So, the central message advanced and defended by Mark Mason might be boiled down to this; that all historical (re)presentations are already ‘marked for failure’ and that it might just be worthwhile to explore what it means to rethink historical (re)presentation and its theorisation as emancipatory in the messianic sense outlined by Derrida. Or, to spin that around and into the interrogative, what would be the implications of theorising histories as ‘messianic and emancipatory promises’, endlessly subject to failures which would in themselves help to both affirm and maintain the opening of a non-determinable future?

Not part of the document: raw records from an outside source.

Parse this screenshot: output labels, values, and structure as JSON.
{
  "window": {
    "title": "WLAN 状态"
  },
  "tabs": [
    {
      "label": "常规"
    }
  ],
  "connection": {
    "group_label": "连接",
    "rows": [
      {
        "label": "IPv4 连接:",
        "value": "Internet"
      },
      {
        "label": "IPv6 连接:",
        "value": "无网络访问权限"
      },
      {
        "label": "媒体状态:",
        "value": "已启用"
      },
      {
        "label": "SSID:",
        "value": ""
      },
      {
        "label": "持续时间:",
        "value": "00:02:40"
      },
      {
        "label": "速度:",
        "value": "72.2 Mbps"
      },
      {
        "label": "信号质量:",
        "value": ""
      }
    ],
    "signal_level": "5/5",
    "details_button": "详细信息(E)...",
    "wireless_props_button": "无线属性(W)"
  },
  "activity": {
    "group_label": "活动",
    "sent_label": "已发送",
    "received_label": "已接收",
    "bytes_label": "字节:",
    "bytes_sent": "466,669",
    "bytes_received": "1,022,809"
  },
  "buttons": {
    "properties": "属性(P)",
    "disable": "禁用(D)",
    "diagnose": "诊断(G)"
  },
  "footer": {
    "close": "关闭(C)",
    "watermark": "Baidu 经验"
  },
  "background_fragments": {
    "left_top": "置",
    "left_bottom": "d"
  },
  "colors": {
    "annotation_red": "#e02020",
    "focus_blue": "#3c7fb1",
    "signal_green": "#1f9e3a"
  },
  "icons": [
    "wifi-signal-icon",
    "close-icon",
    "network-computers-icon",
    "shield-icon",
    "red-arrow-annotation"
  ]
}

That, I think, is the crucial question addressed in this paper.

Peter P Icke

[i] I should make it clear that Derrida’s use of the word ‘messianic’ does not signify a space that belongs to any determinate Abrahamic religion. Put simply, it concerns a performative notion of faith – the ‘believe me’ or, for Derrida, ‘the promise’ which launches any discourse and which, in a sense, can be taken as that discourse’s absolute presupposition(s). This, then, the performative dimension of the promise, is embedded in and rests on the messianic or, better still, the messianic structure that belongs to all language.

[ii] Just a short explanation for the bracketed (re) in (re)presentation as follows: History, articulated through the medium of narrative, merely “presents”. Strictly speaking it can’t “represent”, it can’t be a representation because a representation presupposes a represented and in the case of history there is no perceivable represented available since the past is dead and gone. The very notion of a represented, a supposed concrete referent exterior to the historians text, is an illusory reality effect generated within history’s characteristically narrative medium of transmission or exchange. It’s the product of a style of figurative internal circularity that has no linkage outside its own discourse and this notation, this (re), signals that problematic. To neatly sum-up this point one might say, following Roland Barthes (in spirit at least), that a ‘crafty’ operation is in play here, a scarcely noticed operation which collapses the putative referent into the signified.

[iii]Mary Caputi and Vincent J. Del Casino Jr. (Eds.), Derrida and the Future of the Liberal Arts: Professions of Faith. Bloomsbury (2013), pp93-121.

[iv] Mark Mason, ‘Exploring the Impossible – Jacques Derrida, John Caputo and the Philosophy of History’, Rethinking History, Routledge, No.4 (2006), pp 501-522.

[v] Keith Jenkins, At the Limits of History: Essays on Theory and Practice, Routledge (2009), p283.